This is not the time to sit around and wait for something to happen. This is the time to MAKE something happen.
Here are some ideas:
- Planning and Preparation - This includes Lesson Plans you've created, evidence of assessments you've created that are aligned with state standards (both summative and formative!), statements and reflections about instructional design and your knowledge of content and resources.
- The Classroom Environment you create - Evidence may include your student management/procedures plan, photos of the layout of your classroom with a statement about why you set it up that way, statements about how you create respect and rapport with your students, and how you manage student behavior.
- Instruction and Assessment - You need to provide examples of student work (with names whited out) with feedback about what next steps should be, how you support questioning techniques in your classroom and how you help students arrive at connections or bring collective experiences together, how you provide opportunities for multiple groupings and collaborative/peer interactions, and statements about how you are flexible and adaptable to many different situations both with students and with those you work with.
- Professional Responsibilities - You should provide evidence that you have participated in professional development, with statements about how that PD informed or transformed your instructional practice. You should provide evidence of parent communication that is beyond report cards. You should provide evidence that you make contributions to your school and the district in which you work and that you are a reflective practitioner. (Meaning that you think about lessons, students, opportunities, your whole teaching experience, and make plans for transforming your practice on a regular basis.)
Make sure you are on the sub lists of all the schools in your area. A day of pay is better than a day of being a coach potato wallowing in wishes. Subbing also gives you an opportunity to network in other school systems, and get valuable experience about different school dynamics and diverse student populations.

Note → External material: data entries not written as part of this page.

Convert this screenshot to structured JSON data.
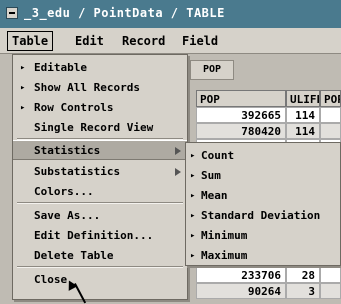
{
  "window": {
    "title": "_3_edu / PointData / TABLE"
  },
  "menubar": {
    "items": [
      "Table",
      "Edit",
      "Record",
      "Field"
    ]
  },
  "table": {
    "popup_label": "POP",
    "headers": [
      "POP",
      "ULIFE",
      "POP"
    ],
    "rows": [
      {
        "pop": "392665",
        "ulife": "114"
      },
      {
        "pop": "780420",
        "ulife": "114"
      },
      {
        "pop": "",
        "ulife": ""
      },
      {
        "pop": "",
        "ulife": ""
      },
      {
        "pop": "",
        "ulife": ""
      },
      {
        "pop": "",
        "ulife": ""
      },
      {
        "pop": "",
        "ulife": ""
      },
      {
        "pop": "",
        "ulife": ""
      },
      {
        "pop": "",
        "ulife": ""
      },
      {
        "pop": "",
        "ulife": ""
      },
      {
        "pop": "233706",
        "ulife": "28"
      },
      {
        "pop": "90264",
        "ulife": "3"
      }
    ]
  },
  "table_menu": {
    "items": [
      {
        "label": "Editable",
        "mark": "▸"
      },
      {
        "label": "Show All Records",
        "mark": "▸"
      },
      {
        "label": "Row Controls",
        "mark": "▸"
      },
      {
        "label": "Single Record View",
        "mark": ""
      },
      {
        "label": "Statistics",
        "mark": "",
        "submenu": true
      },
      {
        "label": "Substatistics",
        "mark": "",
        "submenu": true
      },
      {
        "label": "Colors...",
        "mark": ""
      },
      {
        "label": "Save As...",
        "mark": ""
      },
      {
        "label": "Edit Definition...",
        "mark": ""
      },
      {
        "label": "Delete Table",
        "mark": ""
      },
      {
        "label": "Close",
        "mark": ""
      }
    ]
  },
  "statistics_submenu": {
    "items": [
      {
        "label": "Count",
        "mark": "▸"
      },
      {
        "label": "Sum",
        "mark": "▸"
      },
      {
        "label": "Mean",
        "mark": "▸"
      },
      {
        "label": "Standard Deviation",
        "mark": "▸"
      },
      {
        "label": "Minimum",
        "mark": "▸"
      },
      {
        "label": "Maximum",
        "mark": "▸"
      }
    ]
  },
  "colors": {
    "titlebar": "#4a7a8e",
    "menu": "#d6d2ca",
    "highlight": "#aeaaa2"
  }
}
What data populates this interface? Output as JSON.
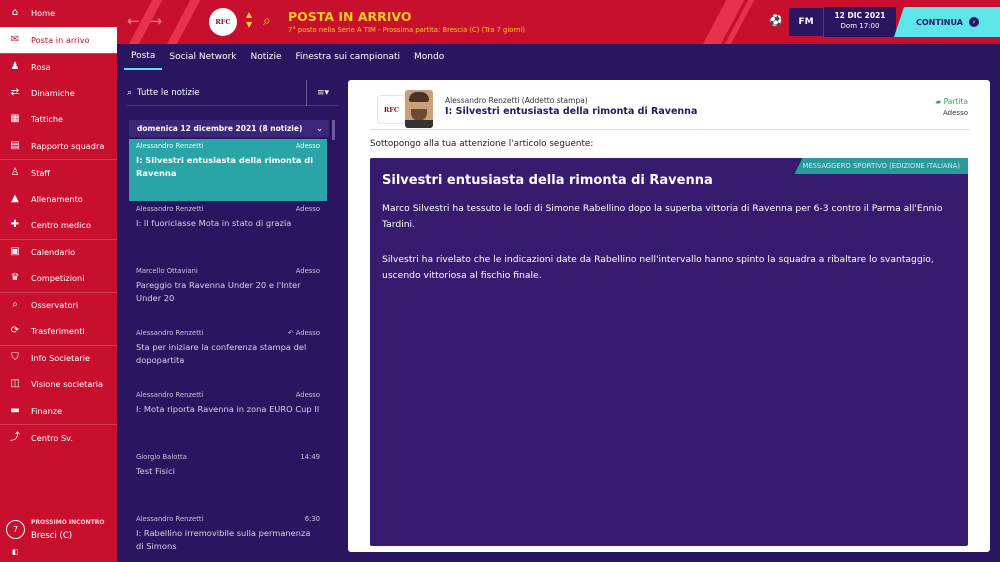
{
  "sidebar": {
    "items": [
      {
        "label": "Home",
        "icon": "home-icon"
      },
      {
        "label": "Posta in arrivo",
        "icon": "inbox-icon"
      },
      {
        "label": "Rosa",
        "icon": "squad-icon"
      },
      {
        "label": "Dinamiche",
        "icon": "dynamics-icon"
      },
      {
        "label": "Tattiche",
        "icon": "tactics-icon"
      },
      {
        "label": "Rapporto squadra",
        "icon": "report-icon"
      },
      {
        "label": "Staff",
        "icon": "staff-icon"
      },
      {
        "label": "Allenamento",
        "icon": "training-icon"
      },
      {
        "label": "Centro medico",
        "icon": "medical-icon"
      },
      {
        "label": "Calendario",
        "icon": "calendar-icon"
      },
      {
        "label": "Competizioni",
        "icon": "trophy-icon"
      },
      {
        "label": "Osservatori",
        "icon": "scout-icon"
      },
      {
        "label": "Trasferimenti",
        "icon": "transfers-icon"
      },
      {
        "label": "Info Societarie",
        "icon": "club-info-icon"
      },
      {
        "label": "Visione societaria",
        "icon": "club-vision-icon"
      },
      {
        "label": "Finanze",
        "icon": "finances-icon"
      },
      {
        "label": "Centro Sv.",
        "icon": "dev-centre-icon"
      }
    ],
    "next_match": {
      "days": "7",
      "label": "PROSSIMO INCONTRO",
      "opponent": "Bresci (C)"
    }
  },
  "header": {
    "crest": "RFC",
    "title": "POSTA IN ARRIVO",
    "subtitle": "7° posto nella Serie A TIM - Prossima partita: Brescia (C) (Tra 7 giorni)",
    "fm_badge": "FM",
    "date": "12 DIC 2021",
    "time": "Dom 17:00",
    "continue_label": "CONTINUA"
  },
  "tabs": [
    "Posta",
    "Social Network",
    "Notizie",
    "Finestra sui campionati",
    "Mondo"
  ],
  "inbox": {
    "filter_label": "Tutte le notizie",
    "group_label": "domenica 12 dicembre 2021 (8 notizie)",
    "items": [
      {
        "from": "Alessandro Renzetti",
        "time": "Adesso",
        "subject": "I: Silvestri entusiasta della rimonta di Ravenna",
        "selected": true
      },
      {
        "from": "Alessandro Renzetti",
        "time": "Adesso",
        "subject": "I: Il fuoriclasse Mota in stato di grazia"
      },
      {
        "from": "Marcello Ottaviani",
        "time": "Adesso",
        "subject": "Pareggio tra Ravenna Under 20 e l'Inter Under 20"
      },
      {
        "from": "Alessandro Renzetti",
        "time": "Adesso",
        "subject": "Sta per iniziare la conferenza stampa del dopopartita",
        "replied": true
      },
      {
        "from": "Alessandro Renzetti",
        "time": "Adesso",
        "subject": "I: Mota riporta Ravenna in zona EURO Cup II"
      },
      {
        "from": "Giorgio Balotta",
        "time": "14:49",
        "subject": "Test Fisici"
      },
      {
        "from": "Alessandro Renzetti",
        "time": "6:30",
        "subject": "I: Rabellino irremovibile sulla permanenza di Simons"
      }
    ]
  },
  "message": {
    "sender": "Alessandro Renzetti  (Addetto stampa)",
    "title": "I: Silvestri entusiasta della rimonta di Ravenna",
    "tag": "Partita",
    "role": "Adesso",
    "intro": "Sottopongo alla tua attenzione l'articolo seguente:",
    "source": "MESSAGGERO SPORTIVO (EDIZIONE ITALIANA)",
    "article_title": "Silvestri entusiasta della rimonta di Ravenna",
    "para1": "Marco Silvestri ha tessuto le lodi di Simone Rabellino dopo la superba vittoria di Ravenna per 6-3 contro il Parma all'Ennio Tardini.",
    "para2": "Silvestri ha rivelato che le indicazioni date da Rabellino nell'intervallo hanno spinto la squadra a ribaltare lo svantaggio, uscendo vittoriosa al fischio finale."
  },
  "colors": {
    "brand_red": "#c8102e",
    "purple": "#2a1660",
    "accent_cyan": "#5de6ea",
    "teal": "#29a5a8",
    "yellow": "#ffc926"
  }
}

Go back to school or add additional certificate areas. The more educational experience you have and the more certificates you have, the more valuable you are. If you can survive in several niches, versus being pigeonholed in one area/grade level, you make it easier for a district to keep you in the event of layoffs. The FAFSA website can give you information about getting an educational loan at a low interest rate from the government: http://www.fafsa.ed.gov/# (This is where I got MY loan for my Master's Degree at Buffalo State College. The process was relatively quick...I'm still paying on it, but was able to refinance it later at an even lower rate than what I started with!)